> [ASSIGNMENT] When you retype the entries, keep each one exact and leave out the pictures.

> [RECORD SET]

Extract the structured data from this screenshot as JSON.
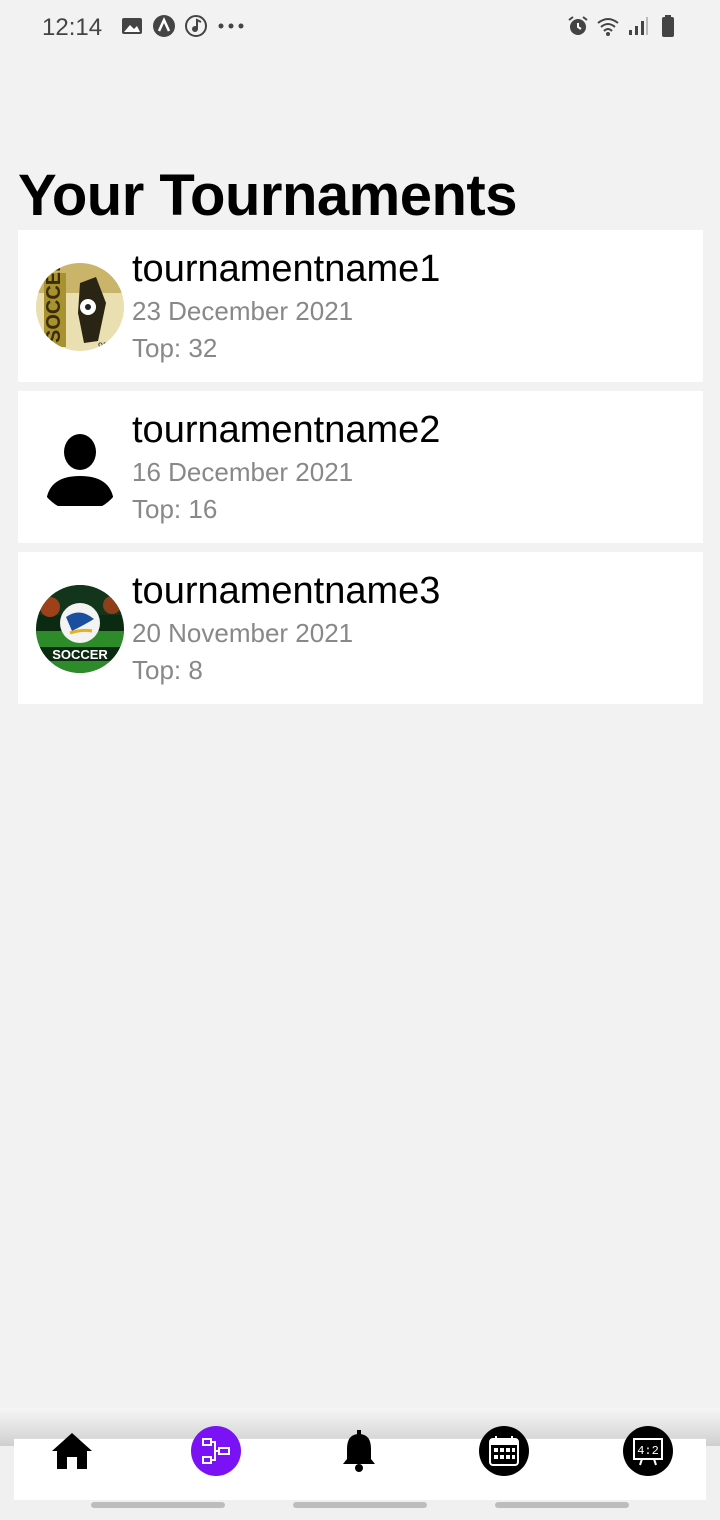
{
  "status_bar": {
    "time": "12:14",
    "left_icons": [
      "image-icon",
      "a-circle-icon",
      "music-circle-icon",
      "more-dots-icon"
    ],
    "right_icons": [
      "alarm-icon",
      "wifi-icon",
      "signal-icon",
      "battery-icon"
    ]
  },
  "page": {
    "title": "Your Tournaments"
  },
  "tournaments": [
    {
      "name": "tournamentname1",
      "date": "23 December 2021",
      "top": "Top: 32",
      "avatar": "soccer-poster-avatar"
    },
    {
      "name": "tournamentname2",
      "date": "16 December 2021",
      "top": "Top: 16",
      "avatar": "person-placeholder-avatar"
    },
    {
      "name": "tournamentname3",
      "date": "20 November 2021",
      "top": "Top: 8",
      "avatar": "soccer-ball-avatar"
    }
  ],
  "bottom_nav": {
    "items": [
      "home-icon",
      "bracket-icon",
      "bell-icon",
      "calendar-icon",
      "scoreboard-icon"
    ],
    "active": "bracket-icon",
    "accent": "#7a12f5"
  }
}
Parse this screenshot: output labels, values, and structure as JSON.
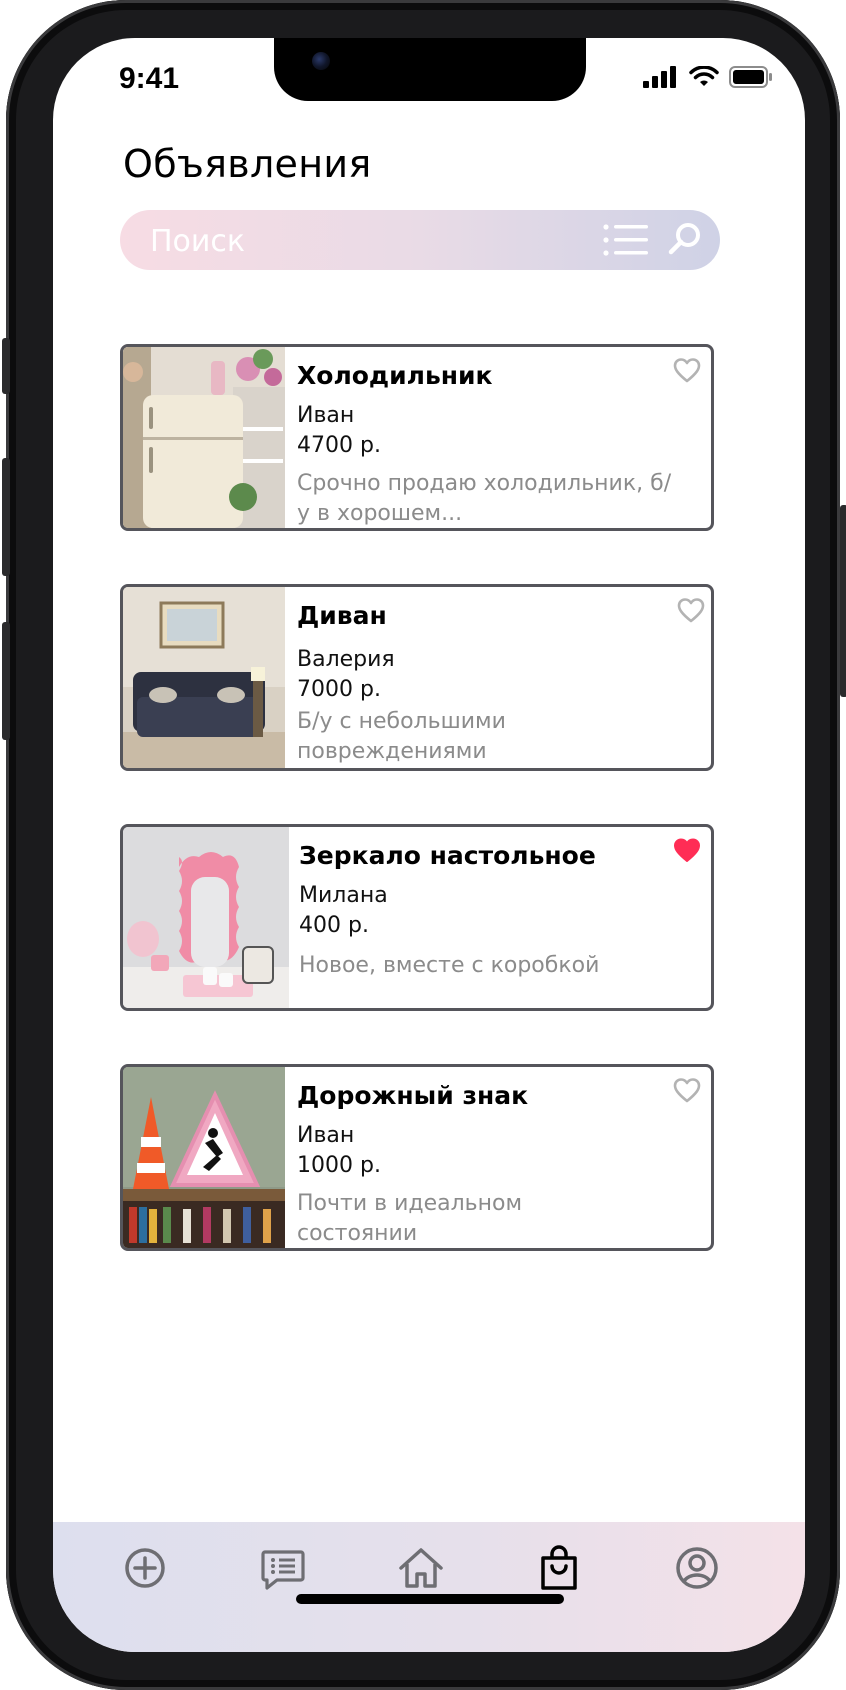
{
  "status_bar": {
    "time": "9:41"
  },
  "header": {
    "title": "Объявления"
  },
  "search": {
    "placeholder": "Поиск"
  },
  "listings": [
    {
      "title": "Холодильник",
      "seller": "Иван",
      "price": "4700 р.",
      "description": "Срочно продаю холодильник, б/у в хорошем...",
      "favorite": false,
      "image": "fridge-photo"
    },
    {
      "title": "Диван",
      "seller": "Валерия",
      "price": "7000 р.",
      "description": "Б/у с небольшими повреждениями",
      "favorite": false,
      "image": "sofa-photo"
    },
    {
      "title": "Зеркало настольное",
      "seller": "Милана",
      "price": "400 р.",
      "description": "Новое, вместе с коробкой",
      "favorite": true,
      "image": "mirror-photo"
    },
    {
      "title": "Дорожный знак",
      "seller": "Иван",
      "price": "1000 р.",
      "description": "Почти в идеальном состоянии",
      "favorite": false,
      "image": "road-sign-photo"
    }
  ],
  "tabbar": {
    "items": [
      {
        "icon": "add-circle-icon",
        "active": false
      },
      {
        "icon": "listings-icon",
        "active": false
      },
      {
        "icon": "home-icon",
        "active": false
      },
      {
        "icon": "shopping-bag-icon",
        "active": true
      },
      {
        "icon": "profile-icon",
        "active": false
      }
    ]
  },
  "colors": {
    "favorite_active": "#ff2d55",
    "favorite_inactive": "#b3b3b3",
    "tab_inactive": "#6e6e73",
    "tab_active": "#000000",
    "card_border": "#55555b"
  }
}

> [WORKED SOLUTION]
Extract the structured data from this screenshot as JSON.
{
  "status_bar": {
    "time": "12:14",
    "left_icons": [
      "image-icon",
      "a-circle-icon",
      "music-circle-icon",
      "more-dots-icon"
    ],
    "right_icons": [
      "alarm-icon",
      "wifi-icon",
      "signal-icon",
      "battery-icon"
    ]
  },
  "page": {
    "title": "Your Tournaments"
  },
  "tournaments": [
    {
      "name": "tournamentname1",
      "date": "23 December 2021",
      "top": "Top: 32",
      "avatar": "soccer-poster-avatar"
    },
    {
      "name": "tournamentname2",
      "date": "16 December 2021",
      "top": "Top: 16",
      "avatar": "person-placeholder-avatar"
    },
    {
      "name": "tournamentname3",
      "date": "20 November 2021",
      "top": "Top: 8",
      "avatar": "soccer-ball-avatar"
    }
  ],
  "bottom_nav": {
    "items": [
      "home-icon",
      "bracket-icon",
      "bell-icon",
      "calendar-icon",
      "scoreboard-icon"
    ],
    "active": "bracket-icon",
    "accent": "#7a12f5"
  }
}
Parse this screenshot: output labels, values, and structure as JSON.
{
  "status_bar": {
    "time": "9:41"
  },
  "header": {
    "title": "Объявления"
  },
  "search": {
    "placeholder": "Поиск"
  },
  "listings": [
    {
      "title": "Холодильник",
      "seller": "Иван",
      "price": "4700 р.",
      "description": "Срочно продаю холодильник, б/у в хорошем...",
      "favorite": false,
      "image": "fridge-photo"
    },
    {
      "title": "Диван",
      "seller": "Валерия",
      "price": "7000 р.",
      "description": "Б/у с небольшими повреждениями",
      "favorite": false,
      "image": "sofa-photo"
    },
    {
      "title": "Зеркало настольное",
      "seller": "Милана",
      "price": "400 р.",
      "description": "Новое, вместе с коробкой",
      "favorite": true,
      "image": "mirror-photo"
    },
    {
      "title": "Дорожный знак",
      "seller": "Иван",
      "price": "1000 р.",
      "description": "Почти в идеальном состоянии",
      "favorite": false,
      "image": "road-sign-photo"
    }
  ],
  "tabbar": {
    "items": [
      {
        "icon": "add-circle-icon",
        "active": false
      },
      {
        "icon": "listings-icon",
        "active": false
      },
      {
        "icon": "home-icon",
        "active": false
      },
      {
        "icon": "shopping-bag-icon",
        "active": true
      },
      {
        "icon": "profile-icon",
        "active": false
      }
    ]
  },
  "colors": {
    "favorite_active": "#ff2d55",
    "favorite_inactive": "#b3b3b3",
    "tab_inactive": "#6e6e73",
    "tab_active": "#000000",
    "card_border": "#55555b"
  }
}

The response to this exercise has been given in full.